Saved data entries
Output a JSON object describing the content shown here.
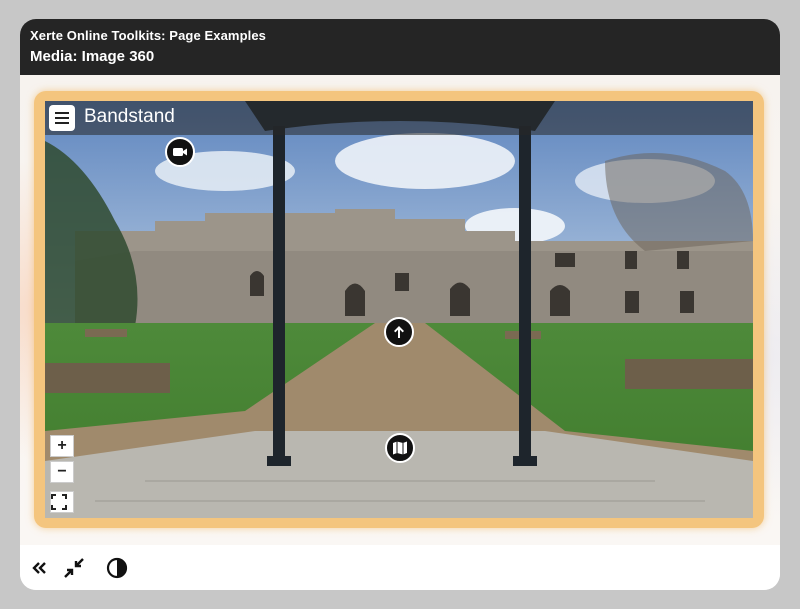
{
  "header": {
    "project_title": "Xerte Online Toolkits: Page Examples",
    "page_title": "Media: Image 360"
  },
  "panorama": {
    "scene_title": "Bandstand",
    "hotspots": [
      {
        "name": "video-hotspot",
        "icon": "video-camera-icon"
      },
      {
        "name": "navigate-forward-hotspot",
        "icon": "arrow-up-icon"
      },
      {
        "name": "map-hotspot",
        "icon": "map-icon"
      }
    ],
    "controls": {
      "zoom_in": "+",
      "zoom_out": "−",
      "fullscreen_icon": "fullscreen-icon"
    }
  },
  "footer": {
    "buttons": [
      "collapse-left-icon",
      "exit-fullscreen-icon",
      "contrast-icon"
    ]
  },
  "colors": {
    "header_bg": "#252525",
    "frame_border": "#f4c57e",
    "page_bg": "#c7c7c7"
  }
}
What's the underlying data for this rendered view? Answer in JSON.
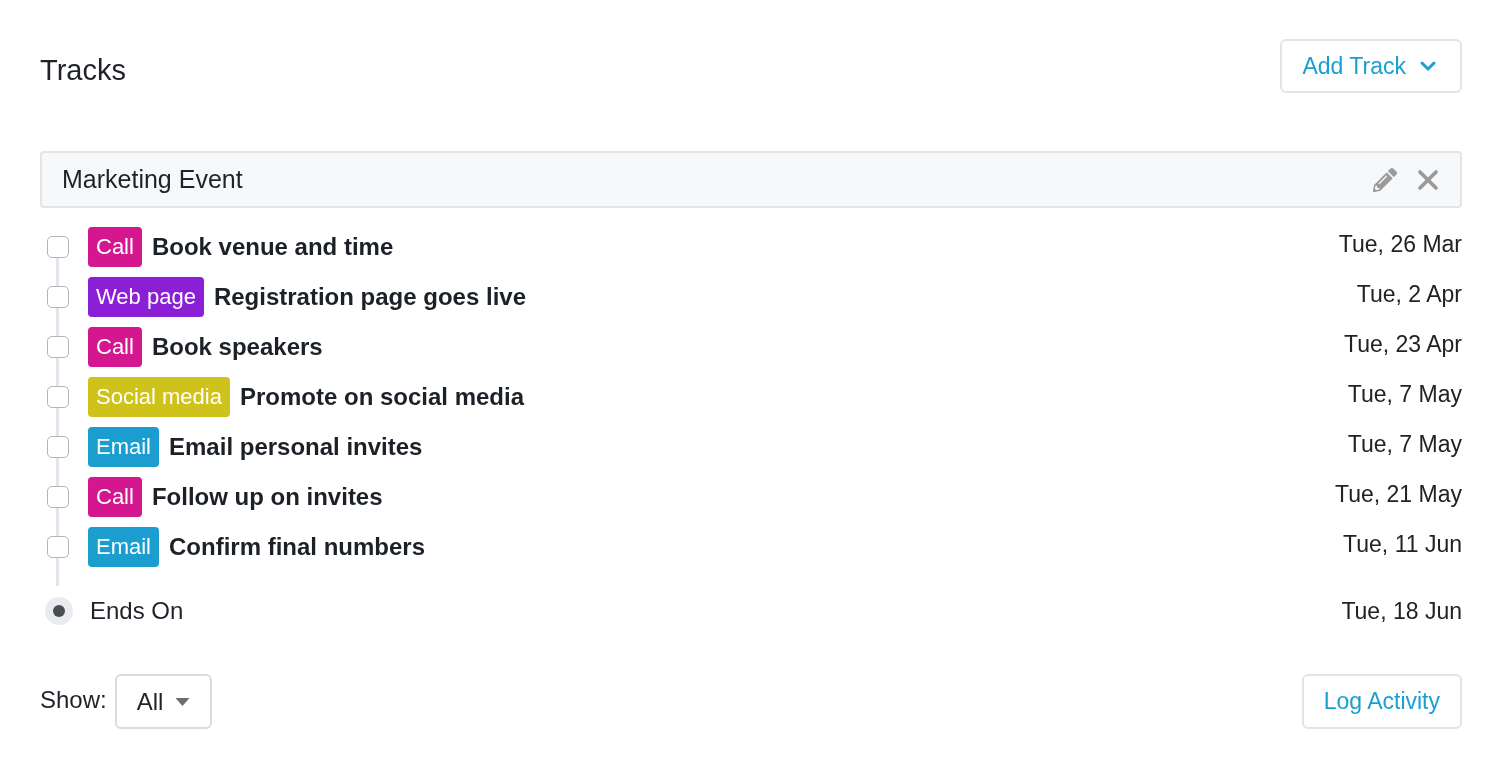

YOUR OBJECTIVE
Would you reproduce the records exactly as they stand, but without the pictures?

THE ANSWER
Output a JSON object describing the content shown here.
{
  "header": {
    "project_title": "Xerte Online Toolkits: Page Examples",
    "page_title": "Media: Image 360"
  },
  "panorama": {
    "scene_title": "Bandstand",
    "hotspots": [
      {
        "name": "video-hotspot",
        "icon": "video-camera-icon"
      },
      {
        "name": "navigate-forward-hotspot",
        "icon": "arrow-up-icon"
      },
      {
        "name": "map-hotspot",
        "icon": "map-icon"
      }
    ],
    "controls": {
      "zoom_in": "+",
      "zoom_out": "−",
      "fullscreen_icon": "fullscreen-icon"
    }
  },
  "footer": {
    "buttons": [
      "collapse-left-icon",
      "exit-fullscreen-icon",
      "contrast-icon"
    ]
  },
  "colors": {
    "header_bg": "#252525",
    "frame_border": "#f4c57e",
    "page_bg": "#c7c7c7"
  }
}
What's the underlying data for this rendered view? Answer in JSON.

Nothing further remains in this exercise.